↓
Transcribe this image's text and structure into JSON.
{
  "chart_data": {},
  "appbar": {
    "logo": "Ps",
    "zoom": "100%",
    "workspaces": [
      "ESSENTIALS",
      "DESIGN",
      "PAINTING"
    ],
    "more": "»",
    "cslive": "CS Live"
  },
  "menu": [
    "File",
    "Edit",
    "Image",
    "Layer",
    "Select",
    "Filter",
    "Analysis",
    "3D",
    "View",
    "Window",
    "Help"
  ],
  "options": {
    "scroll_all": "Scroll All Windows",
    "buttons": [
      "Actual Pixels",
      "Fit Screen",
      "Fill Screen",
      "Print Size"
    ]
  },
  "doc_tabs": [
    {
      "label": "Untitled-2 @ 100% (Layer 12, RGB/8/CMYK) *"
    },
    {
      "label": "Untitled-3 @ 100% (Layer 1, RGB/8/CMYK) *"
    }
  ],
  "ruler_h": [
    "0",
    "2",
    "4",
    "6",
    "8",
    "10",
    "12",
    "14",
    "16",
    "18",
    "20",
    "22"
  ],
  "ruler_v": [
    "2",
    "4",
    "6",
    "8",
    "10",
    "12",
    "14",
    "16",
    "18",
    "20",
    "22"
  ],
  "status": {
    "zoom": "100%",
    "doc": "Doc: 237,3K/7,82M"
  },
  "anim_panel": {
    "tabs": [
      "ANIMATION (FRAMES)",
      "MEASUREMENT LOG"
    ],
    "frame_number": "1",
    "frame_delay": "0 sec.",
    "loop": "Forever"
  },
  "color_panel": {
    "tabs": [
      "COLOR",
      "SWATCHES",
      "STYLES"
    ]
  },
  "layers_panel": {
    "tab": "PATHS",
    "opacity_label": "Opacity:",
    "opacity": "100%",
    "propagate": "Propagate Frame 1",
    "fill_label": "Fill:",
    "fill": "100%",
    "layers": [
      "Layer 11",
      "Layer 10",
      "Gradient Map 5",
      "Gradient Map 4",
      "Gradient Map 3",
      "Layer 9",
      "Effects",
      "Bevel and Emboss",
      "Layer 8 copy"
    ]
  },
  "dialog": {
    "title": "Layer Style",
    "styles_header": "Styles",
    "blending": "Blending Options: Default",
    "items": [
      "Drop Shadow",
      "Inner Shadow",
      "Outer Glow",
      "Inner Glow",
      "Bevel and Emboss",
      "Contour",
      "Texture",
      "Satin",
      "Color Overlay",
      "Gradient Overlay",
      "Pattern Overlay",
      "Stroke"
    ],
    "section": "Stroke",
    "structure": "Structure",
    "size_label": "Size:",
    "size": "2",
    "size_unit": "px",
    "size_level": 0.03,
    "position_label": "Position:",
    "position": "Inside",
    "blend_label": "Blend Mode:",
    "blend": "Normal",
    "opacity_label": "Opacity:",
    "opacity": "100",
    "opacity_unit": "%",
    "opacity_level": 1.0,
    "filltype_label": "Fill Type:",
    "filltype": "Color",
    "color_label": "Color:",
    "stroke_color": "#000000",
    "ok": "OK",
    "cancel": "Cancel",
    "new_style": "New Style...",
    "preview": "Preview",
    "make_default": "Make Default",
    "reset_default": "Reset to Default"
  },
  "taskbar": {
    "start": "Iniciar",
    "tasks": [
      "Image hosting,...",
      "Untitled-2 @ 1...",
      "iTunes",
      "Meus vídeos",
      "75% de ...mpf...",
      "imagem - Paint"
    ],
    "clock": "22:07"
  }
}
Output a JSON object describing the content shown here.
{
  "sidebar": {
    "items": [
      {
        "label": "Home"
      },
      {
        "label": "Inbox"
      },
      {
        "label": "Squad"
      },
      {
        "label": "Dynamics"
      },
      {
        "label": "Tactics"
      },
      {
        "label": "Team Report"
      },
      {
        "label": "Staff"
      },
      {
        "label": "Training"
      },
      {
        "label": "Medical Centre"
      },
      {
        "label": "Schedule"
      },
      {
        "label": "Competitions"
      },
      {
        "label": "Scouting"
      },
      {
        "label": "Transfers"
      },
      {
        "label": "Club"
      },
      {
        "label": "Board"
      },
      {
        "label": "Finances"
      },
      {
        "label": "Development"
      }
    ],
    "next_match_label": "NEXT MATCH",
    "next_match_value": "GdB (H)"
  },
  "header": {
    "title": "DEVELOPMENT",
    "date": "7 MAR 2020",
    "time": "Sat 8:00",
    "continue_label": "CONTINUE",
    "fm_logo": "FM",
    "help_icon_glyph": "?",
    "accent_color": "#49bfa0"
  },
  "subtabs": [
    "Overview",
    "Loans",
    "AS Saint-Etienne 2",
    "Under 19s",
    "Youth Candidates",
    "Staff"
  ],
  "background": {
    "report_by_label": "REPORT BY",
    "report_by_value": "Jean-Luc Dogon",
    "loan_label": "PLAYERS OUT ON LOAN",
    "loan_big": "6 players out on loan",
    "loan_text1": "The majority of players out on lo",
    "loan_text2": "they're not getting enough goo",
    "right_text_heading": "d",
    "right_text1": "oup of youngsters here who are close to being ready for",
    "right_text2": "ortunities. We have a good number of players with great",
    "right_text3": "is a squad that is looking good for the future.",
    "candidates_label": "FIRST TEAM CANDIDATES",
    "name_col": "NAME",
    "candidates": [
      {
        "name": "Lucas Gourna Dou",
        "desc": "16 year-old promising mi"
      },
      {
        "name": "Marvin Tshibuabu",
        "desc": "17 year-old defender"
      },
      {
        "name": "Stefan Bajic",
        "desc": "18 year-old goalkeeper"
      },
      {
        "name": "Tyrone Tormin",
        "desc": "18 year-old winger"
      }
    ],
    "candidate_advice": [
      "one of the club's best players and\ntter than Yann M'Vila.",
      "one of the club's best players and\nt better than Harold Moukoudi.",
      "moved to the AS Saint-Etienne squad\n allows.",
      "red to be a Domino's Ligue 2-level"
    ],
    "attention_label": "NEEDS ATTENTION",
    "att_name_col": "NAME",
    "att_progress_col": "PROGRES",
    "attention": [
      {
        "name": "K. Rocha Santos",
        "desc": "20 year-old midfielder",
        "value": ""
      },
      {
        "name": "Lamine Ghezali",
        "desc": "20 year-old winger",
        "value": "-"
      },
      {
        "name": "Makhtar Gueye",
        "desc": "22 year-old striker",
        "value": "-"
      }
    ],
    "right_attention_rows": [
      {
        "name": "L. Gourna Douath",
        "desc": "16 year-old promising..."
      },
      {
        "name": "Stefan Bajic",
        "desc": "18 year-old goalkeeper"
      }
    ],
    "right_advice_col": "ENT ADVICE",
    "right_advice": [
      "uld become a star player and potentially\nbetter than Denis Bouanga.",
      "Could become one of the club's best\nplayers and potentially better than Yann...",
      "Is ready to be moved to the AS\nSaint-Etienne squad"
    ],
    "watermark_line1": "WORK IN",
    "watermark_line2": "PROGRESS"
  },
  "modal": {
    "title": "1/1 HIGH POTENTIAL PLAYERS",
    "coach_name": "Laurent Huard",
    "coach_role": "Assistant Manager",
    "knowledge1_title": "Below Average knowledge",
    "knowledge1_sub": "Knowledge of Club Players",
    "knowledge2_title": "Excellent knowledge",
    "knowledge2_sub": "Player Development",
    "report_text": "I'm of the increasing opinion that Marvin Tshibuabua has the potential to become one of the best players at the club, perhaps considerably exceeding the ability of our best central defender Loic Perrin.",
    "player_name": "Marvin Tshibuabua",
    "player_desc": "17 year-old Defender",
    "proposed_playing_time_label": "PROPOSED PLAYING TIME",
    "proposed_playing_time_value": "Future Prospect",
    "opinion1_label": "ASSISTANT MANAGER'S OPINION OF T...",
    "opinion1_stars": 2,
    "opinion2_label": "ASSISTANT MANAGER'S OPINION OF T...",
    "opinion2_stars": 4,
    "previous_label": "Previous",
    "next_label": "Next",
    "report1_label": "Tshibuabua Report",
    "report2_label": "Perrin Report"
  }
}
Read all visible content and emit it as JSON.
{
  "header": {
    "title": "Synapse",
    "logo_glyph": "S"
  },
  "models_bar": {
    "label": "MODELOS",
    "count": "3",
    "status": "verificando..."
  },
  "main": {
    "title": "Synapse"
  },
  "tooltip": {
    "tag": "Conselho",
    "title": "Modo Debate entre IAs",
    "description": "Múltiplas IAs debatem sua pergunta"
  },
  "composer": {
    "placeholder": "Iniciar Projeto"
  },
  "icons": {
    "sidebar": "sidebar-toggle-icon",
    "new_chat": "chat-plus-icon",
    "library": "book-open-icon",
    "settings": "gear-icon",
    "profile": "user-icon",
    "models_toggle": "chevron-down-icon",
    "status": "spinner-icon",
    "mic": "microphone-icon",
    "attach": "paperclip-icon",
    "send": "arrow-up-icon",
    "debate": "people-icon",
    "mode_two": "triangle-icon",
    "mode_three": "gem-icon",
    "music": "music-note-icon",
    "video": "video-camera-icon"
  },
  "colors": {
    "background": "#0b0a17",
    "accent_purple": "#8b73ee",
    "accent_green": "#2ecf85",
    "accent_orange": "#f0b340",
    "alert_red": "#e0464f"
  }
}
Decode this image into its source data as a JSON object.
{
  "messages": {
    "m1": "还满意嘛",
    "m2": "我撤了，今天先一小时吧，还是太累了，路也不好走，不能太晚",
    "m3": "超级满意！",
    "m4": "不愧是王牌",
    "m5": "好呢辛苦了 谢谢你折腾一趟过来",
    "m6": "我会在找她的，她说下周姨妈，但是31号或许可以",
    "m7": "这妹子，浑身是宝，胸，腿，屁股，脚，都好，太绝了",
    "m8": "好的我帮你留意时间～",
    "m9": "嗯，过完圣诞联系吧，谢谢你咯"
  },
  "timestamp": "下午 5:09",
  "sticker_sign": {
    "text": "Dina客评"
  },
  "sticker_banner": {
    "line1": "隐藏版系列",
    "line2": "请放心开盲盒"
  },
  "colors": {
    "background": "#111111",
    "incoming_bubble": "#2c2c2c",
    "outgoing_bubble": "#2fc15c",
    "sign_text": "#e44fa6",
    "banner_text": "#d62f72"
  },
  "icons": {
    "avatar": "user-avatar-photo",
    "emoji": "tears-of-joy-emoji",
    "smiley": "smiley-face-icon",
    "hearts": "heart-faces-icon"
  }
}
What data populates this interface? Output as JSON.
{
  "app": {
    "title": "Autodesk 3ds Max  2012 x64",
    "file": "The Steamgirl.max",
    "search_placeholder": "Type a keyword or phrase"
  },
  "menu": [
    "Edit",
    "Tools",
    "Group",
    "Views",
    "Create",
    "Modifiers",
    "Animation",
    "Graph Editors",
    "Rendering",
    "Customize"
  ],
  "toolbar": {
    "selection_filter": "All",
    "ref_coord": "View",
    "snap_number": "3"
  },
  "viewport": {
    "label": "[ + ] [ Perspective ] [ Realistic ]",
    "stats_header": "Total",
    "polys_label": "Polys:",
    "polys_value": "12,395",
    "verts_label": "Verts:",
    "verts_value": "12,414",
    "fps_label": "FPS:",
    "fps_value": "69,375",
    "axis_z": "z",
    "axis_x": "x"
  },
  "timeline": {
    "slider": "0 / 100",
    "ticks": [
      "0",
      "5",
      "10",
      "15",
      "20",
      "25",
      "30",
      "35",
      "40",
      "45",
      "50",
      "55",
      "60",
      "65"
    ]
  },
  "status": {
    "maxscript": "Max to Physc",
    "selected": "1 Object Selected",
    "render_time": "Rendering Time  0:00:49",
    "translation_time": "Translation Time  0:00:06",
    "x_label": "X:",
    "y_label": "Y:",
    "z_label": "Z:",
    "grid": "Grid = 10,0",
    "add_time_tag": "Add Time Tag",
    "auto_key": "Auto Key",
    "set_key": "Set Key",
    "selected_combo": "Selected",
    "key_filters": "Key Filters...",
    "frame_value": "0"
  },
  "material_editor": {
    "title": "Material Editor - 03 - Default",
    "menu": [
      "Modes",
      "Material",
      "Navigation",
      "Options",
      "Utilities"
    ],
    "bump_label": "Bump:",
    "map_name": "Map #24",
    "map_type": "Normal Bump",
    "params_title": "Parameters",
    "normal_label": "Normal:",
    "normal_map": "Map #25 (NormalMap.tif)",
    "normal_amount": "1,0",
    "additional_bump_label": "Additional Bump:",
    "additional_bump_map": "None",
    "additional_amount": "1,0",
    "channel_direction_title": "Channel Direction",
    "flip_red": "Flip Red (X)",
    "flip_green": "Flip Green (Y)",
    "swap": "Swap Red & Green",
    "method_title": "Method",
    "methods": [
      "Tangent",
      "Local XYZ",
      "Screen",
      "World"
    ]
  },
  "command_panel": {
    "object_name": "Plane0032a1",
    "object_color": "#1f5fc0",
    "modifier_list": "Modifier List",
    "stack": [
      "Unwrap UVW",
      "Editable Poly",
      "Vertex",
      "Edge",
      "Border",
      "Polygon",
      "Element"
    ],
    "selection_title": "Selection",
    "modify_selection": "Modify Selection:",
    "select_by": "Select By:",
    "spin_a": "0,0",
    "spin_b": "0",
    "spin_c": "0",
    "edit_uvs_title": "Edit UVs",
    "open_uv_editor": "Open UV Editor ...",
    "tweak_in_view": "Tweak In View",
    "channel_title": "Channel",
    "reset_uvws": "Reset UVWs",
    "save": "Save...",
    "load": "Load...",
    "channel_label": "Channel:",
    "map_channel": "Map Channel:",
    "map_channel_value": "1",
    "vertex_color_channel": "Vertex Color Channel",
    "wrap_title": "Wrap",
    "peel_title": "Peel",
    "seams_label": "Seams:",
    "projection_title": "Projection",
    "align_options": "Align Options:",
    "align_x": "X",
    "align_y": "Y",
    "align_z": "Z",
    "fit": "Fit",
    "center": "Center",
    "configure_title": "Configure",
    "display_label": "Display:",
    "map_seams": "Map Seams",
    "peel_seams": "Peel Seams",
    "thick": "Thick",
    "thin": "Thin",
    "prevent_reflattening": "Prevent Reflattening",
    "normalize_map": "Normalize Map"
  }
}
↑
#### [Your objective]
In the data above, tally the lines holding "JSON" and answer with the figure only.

#### [Result for this exercise]
5